The Coen Broothers get me in a weird place - possibly that is their mission - love much of their work but this one flew by me - I am aware of their style/approaches to acting/cinematography/narrative etc but mmmmmmmmmmmmm ddn't get this one at all................it felt forced, found I was drifting - found the characterisation shallow and too boldly underlined, like there was too much in house self congratulation going on - 'this is a misfit folk singer down on his luck, ha ha ha' 'this is an angry lay ha ha ha' 'this is the angry lay's smarmy boyfriend who has it all ha ha ha' - can work, in a Brechtian kind of way, but in this case, for me, it really didn't - found the cyclical narrative lazy - found the plot reductive - really irritating the way Llewyn Davis does the same exclamation each time the cat escapes - I may well be missing something really important here but then, I was bored during 'The Big Lebowski' too................
The title of the latest Coen brothers film suggests that learning everything about Llewyn (Oscar Isaac) is something worth taking the time to do. Not only is he a good folk singer but he has a sharp wit and an ability to shrug off rejection. These are admirable qualities but Llewyn is not an admirable person, far from it. He is kurt, abrasive, incapable of accepting criticism but more than willing to fling it out at everyone else and a complete social reject. However it’s oddly compelling watching a train wreck like Llewyn try and sort his life out, even if you know he might just shrug it off in favour of yet another distasteful and appalling act.
The film follows Llewyn Davis as he has to endure a harsh winter on the streets of New York City as he tries to reignite his singing career following the death of his partner. However when he finds out his friends girlfriend Jean (Carey Mulligan) is pregnant and it could be his he is sent into a tailspin as he tries to become accountable to people other than himself sending him on a trip across country in search of fame, fortune and the opportunity to grow up.
Although the Coen’s have crafted stories around unlikable characters before Llewyn is a whole new barrel of fish, a character with no discernible baggage, no tragic story, no unfortunate upbringing, he’s just caustic because of his own self involvement. He may be a great musician and occasionally have the right thought about the trash people produce as music but it doesn’t save him and Oscar Isaac plays into it perfectly. He understands the man and his many many flaws but he also gets how free he is.
The charm in the film is that everyone in it is free, free to do what they want with who they want and free to express themselves however they see fit. Not only does Llewyn use his love of music as a way to get away with saying just about anything but so does Roland (John Goodman), a jazz musician he meets on his travels. They see it as a release of sorts and while they galavant and do things we would deem inappropriate, Jean hides behind her music, uses it as a way to progress her ideal of the perfect life. Her music has trapped her in her many lies with Mulligan bringing Jean’s self righteous indignation to the surface in a fun and oftentimes hilarious fashion.

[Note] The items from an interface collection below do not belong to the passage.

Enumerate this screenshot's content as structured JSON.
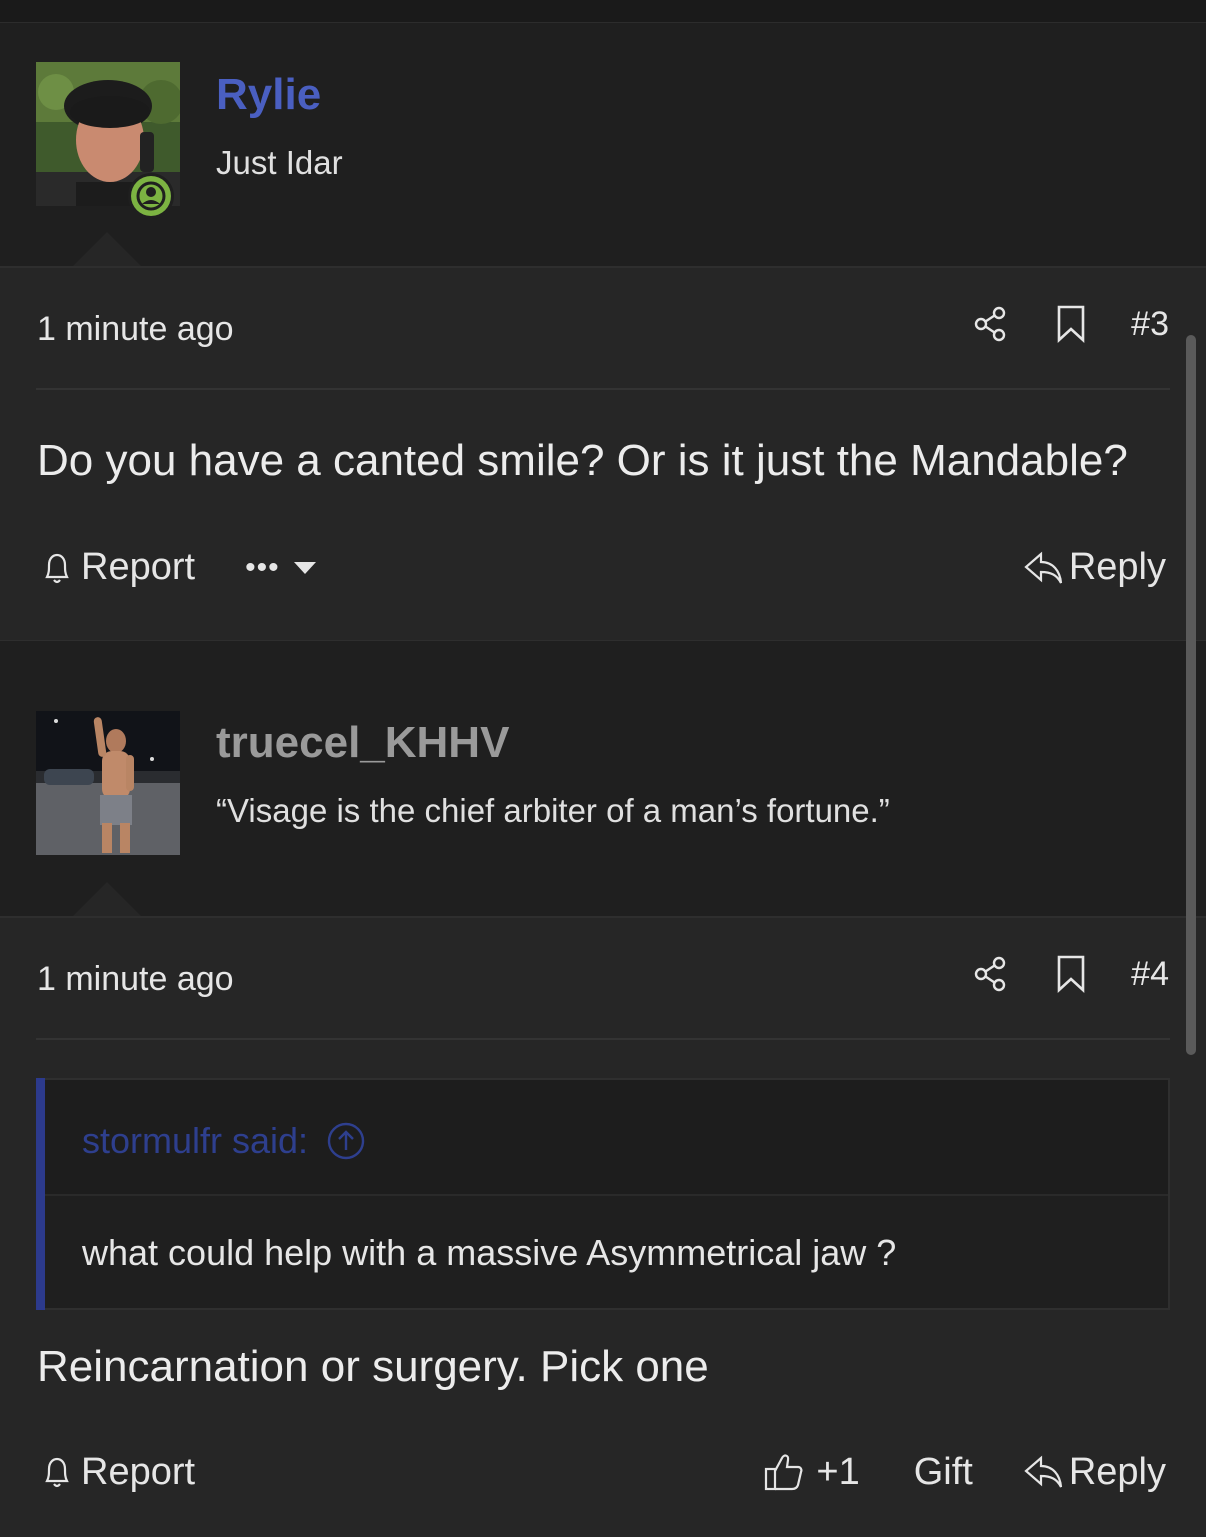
{
  "posts": [
    {
      "username": "Rylie",
      "user_title": "Just Idar",
      "time": "1 minute ago",
      "post_number": "#3",
      "message": "Do you have a canted smile? Or is it just the Mandable?",
      "actions": {
        "report": "Report",
        "more": "•••",
        "reply": "Reply"
      }
    },
    {
      "username": "truecel_KHHV",
      "user_title": "“Visage is the chief arbiter of a man’s fortune.”",
      "time": "1 minute ago",
      "post_number": "#4",
      "quote": {
        "author": "stormulfr said:",
        "text": "what could help with a massive Asymmetrical jaw ?"
      },
      "message": "Reincarnation or surgery. Pick one",
      "actions": {
        "report": "Report",
        "like": "+1",
        "gift": "Gift",
        "reply": "Reply"
      }
    }
  ],
  "colors": {
    "background": "#1f1f1f",
    "post_background": "#262626",
    "username_staff": "#4a5fc1",
    "username_regular": "#9a9a9a",
    "online": "#7cb342",
    "quote_accent": "#2c3a8c"
  },
  "icons": [
    "user-online-icon",
    "share-icon",
    "bookmark-icon",
    "bell-icon",
    "caret-down-icon",
    "reply-icon",
    "thumbs-up-icon",
    "arrow-up-circle-icon"
  ]
}
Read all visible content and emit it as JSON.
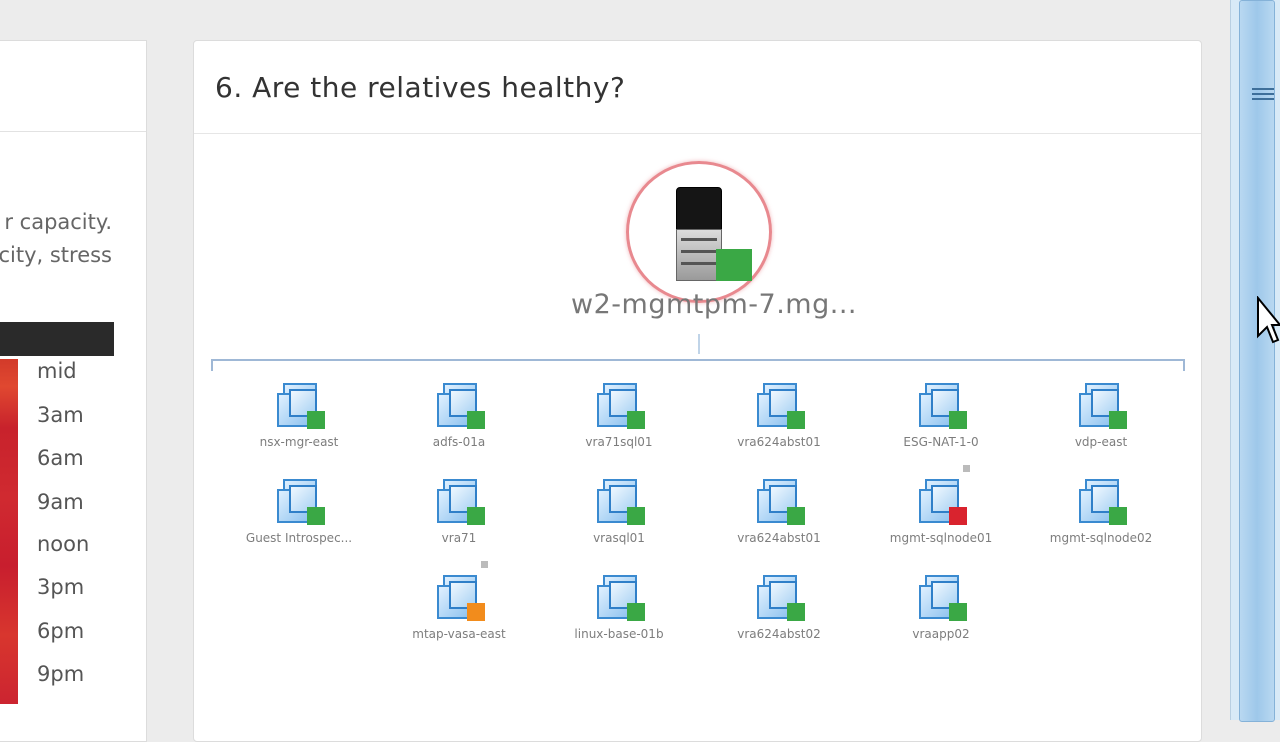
{
  "left_panel": {
    "text_lines": [
      "r capacity.",
      "city, stress"
    ],
    "time_labels": [
      "mid",
      "3am",
      "6am",
      "9am",
      "noon",
      "3pm",
      "6pm",
      "9pm"
    ]
  },
  "main_panel": {
    "title": "6. Are the relatives healthy?",
    "center_node": {
      "label": "w2-mgmtpm-7.mg...",
      "icon": "server-icon",
      "status": "green"
    },
    "vms": [
      {
        "label": "nsx-mgr-east",
        "status": "green"
      },
      {
        "label": "adfs-01a",
        "status": "green"
      },
      {
        "label": "vra71sql01",
        "status": "green"
      },
      {
        "label": "vra624abst01",
        "status": "green"
      },
      {
        "label": "ESG-NAT-1-0",
        "status": "green"
      },
      {
        "label": "vdp-east",
        "status": "green"
      },
      {
        "label": "Guest Introspec...",
        "status": "green"
      },
      {
        "label": "vra71",
        "status": "green"
      },
      {
        "label": "vrasql01",
        "status": "green"
      },
      {
        "label": "vra624abst01",
        "status": "green"
      },
      {
        "label": "mgmt-sqlnode01",
        "status": "red"
      },
      {
        "label": "mgmt-sqlnode02",
        "status": "green"
      },
      {
        "label": "mtap-vasa-east",
        "status": "orange"
      },
      {
        "label": "linux-base-01b",
        "status": "green"
      },
      {
        "label": "vra624abst02",
        "status": "green"
      },
      {
        "label": "vraapp02",
        "status": "green"
      }
    ]
  },
  "colors": {
    "status_green": "#3aa845",
    "status_red": "#d9232e",
    "status_orange": "#f28c1c",
    "ring": "#e8898f",
    "connector": "#9fb8d6"
  }
}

In the end you may feel cheated by the film but trying to figure out if Llewyn learnt anything and grew from the experience is part of the fun of not knowing and its always fun for a film to throw the audience for a loop, even in its final moments and nobody does it better than the Coen’s. The film may follow a mess but at least he’s an entertaining mess.